## YOUR INSTRUCTIONS
All of the records below need to be copied exactly.

::::

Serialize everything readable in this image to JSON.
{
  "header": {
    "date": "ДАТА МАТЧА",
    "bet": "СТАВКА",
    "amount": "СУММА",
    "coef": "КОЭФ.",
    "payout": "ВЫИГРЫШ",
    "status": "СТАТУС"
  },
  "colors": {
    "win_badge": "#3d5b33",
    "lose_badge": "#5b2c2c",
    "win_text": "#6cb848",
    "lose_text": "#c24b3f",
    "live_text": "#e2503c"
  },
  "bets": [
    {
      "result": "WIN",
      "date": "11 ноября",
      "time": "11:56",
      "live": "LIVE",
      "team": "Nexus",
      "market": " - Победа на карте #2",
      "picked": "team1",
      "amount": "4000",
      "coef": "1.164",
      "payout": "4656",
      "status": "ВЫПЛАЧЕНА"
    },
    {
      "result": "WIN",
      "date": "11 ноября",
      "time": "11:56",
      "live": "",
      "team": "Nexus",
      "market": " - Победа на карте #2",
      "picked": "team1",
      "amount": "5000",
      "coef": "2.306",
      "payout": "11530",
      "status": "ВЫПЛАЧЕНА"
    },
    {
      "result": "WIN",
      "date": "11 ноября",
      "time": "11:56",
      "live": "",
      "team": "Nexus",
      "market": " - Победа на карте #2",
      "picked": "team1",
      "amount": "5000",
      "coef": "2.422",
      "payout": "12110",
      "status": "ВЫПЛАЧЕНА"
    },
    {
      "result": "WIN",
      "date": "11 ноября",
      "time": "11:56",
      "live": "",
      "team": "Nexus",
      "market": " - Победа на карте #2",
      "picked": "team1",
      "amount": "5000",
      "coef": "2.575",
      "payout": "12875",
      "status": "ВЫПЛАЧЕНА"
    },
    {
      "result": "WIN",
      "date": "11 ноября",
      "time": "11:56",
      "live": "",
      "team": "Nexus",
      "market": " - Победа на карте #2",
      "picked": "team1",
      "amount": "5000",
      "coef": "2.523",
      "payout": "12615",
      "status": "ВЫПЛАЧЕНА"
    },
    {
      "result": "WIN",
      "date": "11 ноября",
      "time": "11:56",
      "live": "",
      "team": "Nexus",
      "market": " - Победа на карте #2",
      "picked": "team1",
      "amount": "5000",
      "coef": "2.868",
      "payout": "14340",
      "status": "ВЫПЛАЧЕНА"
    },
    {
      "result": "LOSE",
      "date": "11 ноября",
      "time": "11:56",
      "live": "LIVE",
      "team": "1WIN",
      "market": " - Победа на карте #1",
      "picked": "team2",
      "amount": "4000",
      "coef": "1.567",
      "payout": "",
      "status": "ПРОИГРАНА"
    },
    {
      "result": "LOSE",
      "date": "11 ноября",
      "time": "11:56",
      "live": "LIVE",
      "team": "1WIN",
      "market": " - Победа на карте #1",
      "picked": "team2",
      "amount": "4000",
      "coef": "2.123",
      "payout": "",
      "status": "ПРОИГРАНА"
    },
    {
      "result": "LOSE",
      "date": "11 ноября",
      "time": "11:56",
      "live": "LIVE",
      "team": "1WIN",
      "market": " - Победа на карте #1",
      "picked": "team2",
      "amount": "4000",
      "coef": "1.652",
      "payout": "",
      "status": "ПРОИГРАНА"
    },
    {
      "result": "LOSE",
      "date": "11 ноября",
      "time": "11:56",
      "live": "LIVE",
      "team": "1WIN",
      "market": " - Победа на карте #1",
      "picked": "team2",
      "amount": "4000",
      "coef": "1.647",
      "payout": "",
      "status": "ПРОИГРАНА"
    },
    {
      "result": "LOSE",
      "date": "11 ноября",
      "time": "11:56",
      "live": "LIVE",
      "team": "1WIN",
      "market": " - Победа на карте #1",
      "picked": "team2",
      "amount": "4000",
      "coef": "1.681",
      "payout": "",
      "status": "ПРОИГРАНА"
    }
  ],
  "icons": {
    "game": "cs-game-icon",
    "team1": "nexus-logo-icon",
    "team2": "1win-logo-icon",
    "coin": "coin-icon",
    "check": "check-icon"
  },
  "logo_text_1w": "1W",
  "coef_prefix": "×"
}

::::

## OUTPUT BELOW
Serialize everything readable in this image to JSON.
{
  "header": {
    "date": "ДАТА МАТЧА",
    "bet": "СТАВКА",
    "amount": "СУММА",
    "coef": "КОЭФ.",
    "payout": "ВЫИГРЫШ",
    "status": "СТАТУС"
  },
  "colors": {
    "win_badge": "#3d5b33",
    "lose_badge": "#5b2c2c",
    "win_text": "#6cb848",
    "lose_text": "#c24b3f",
    "live_text": "#e2503c"
  },
  "bets": [
    {
      "result": "WIN",
      "date": "11 ноября",
      "time": "11:56",
      "live": "LIVE",
      "team": "Nexus",
      "market": " - Победа на карте #2",
      "picked": "team1",
      "amount": "4000",
      "coef": "1.164",
      "payout": "4656",
      "status": "ВЫПЛАЧЕНА"
    },
    {
      "result": "WIN",
      "date": "11 ноября",
      "time": "11:56",
      "live": "",
      "team": "Nexus",
      "market": " - Победа на карте #2",
      "picked": "team1",
      "amount": "5000",
      "coef": "2.306",
      "payout": "11530",
      "status": "ВЫПЛАЧЕНА"
    },
    {
      "result": "WIN",
      "date": "11 ноября",
      "time": "11:56",
      "live": "",
      "team": "Nexus",
      "market": " - Победа на карте #2",
      "picked": "team1",
      "amount": "5000",
      "coef": "2.422",
      "payout": "12110",
      "status": "ВЫПЛАЧЕНА"
    },
    {
      "result": "WIN",
      "date": "11 ноября",
      "time": "11:56",
      "live": "",
      "team": "Nexus",
      "market": " - Победа на карте #2",
      "picked": "team1",
      "amount": "5000",
      "coef": "2.575",
      "payout": "12875",
      "status": "ВЫПЛАЧЕНА"
    },
    {
      "result": "WIN",
      "date": "11 ноября",
      "time": "11:56",
      "live": "",
      "team": "Nexus",
      "market": " - Победа на карте #2",
      "picked": "team1",
      "amount": "5000",
      "coef": "2.523",
      "payout": "12615",
      "status": "ВЫПЛАЧЕНА"
    },
    {
      "result": "WIN",
      "date": "11 ноября",
      "time": "11:56",
      "live": "",
      "team": "Nexus",
      "market": " - Победа на карте #2",
      "picked": "team1",
      "amount": "5000",
      "coef": "2.868",
      "payout": "14340",
      "status": "ВЫПЛАЧЕНА"
    },
    {
      "result": "LOSE",
      "date": "11 ноября",
      "time": "11:56",
      "live": "LIVE",
      "team": "1WIN",
      "market": " - Победа на карте #1",
      "picked": "team2",
      "amount": "4000",
      "coef": "1.567",
      "payout": "",
      "status": "ПРОИГРАНА"
    },
    {
      "result": "LOSE",
      "date": "11 ноября",
      "time": "11:56",
      "live": "LIVE",
      "team": "1WIN",
      "market": " - Победа на карте #1",
      "picked": "team2",
      "amount": "4000",
      "coef": "2.123",
      "payout": "",
      "status": "ПРОИГРАНА"
    },
    {
      "result": "LOSE",
      "date": "11 ноября",
      "time": "11:56",
      "live": "LIVE",
      "team": "1WIN",
      "market": " - Победа на карте #1",
      "picked": "team2",
      "amount": "4000",
      "coef": "1.652",
      "payout": "",
      "status": "ПРОИГРАНА"
    },
    {
      "result": "LOSE",
      "date": "11 ноября",
      "time": "11:56",
      "live": "LIVE",
      "team": "1WIN",
      "market": " - Победа на карте #1",
      "picked": "team2",
      "amount": "4000",
      "coef": "1.647",
      "payout": "",
      "status": "ПРОИГРАНА"
    },
    {
      "result": "LOSE",
      "date": "11 ноября",
      "time": "11:56",
      "live": "LIVE",
      "team": "1WIN",
      "market": " - Победа на карте #1",
      "picked": "team2",
      "amount": "4000",
      "coef": "1.681",
      "payout": "",
      "status": "ПРОИГРАНА"
    }
  ],
  "icons": {
    "game": "cs-game-icon",
    "team1": "nexus-logo-icon",
    "team2": "1win-logo-icon",
    "coin": "coin-icon",
    "check": "check-icon"
  },
  "logo_text_1w": "1W",
  "coef_prefix": "×"
}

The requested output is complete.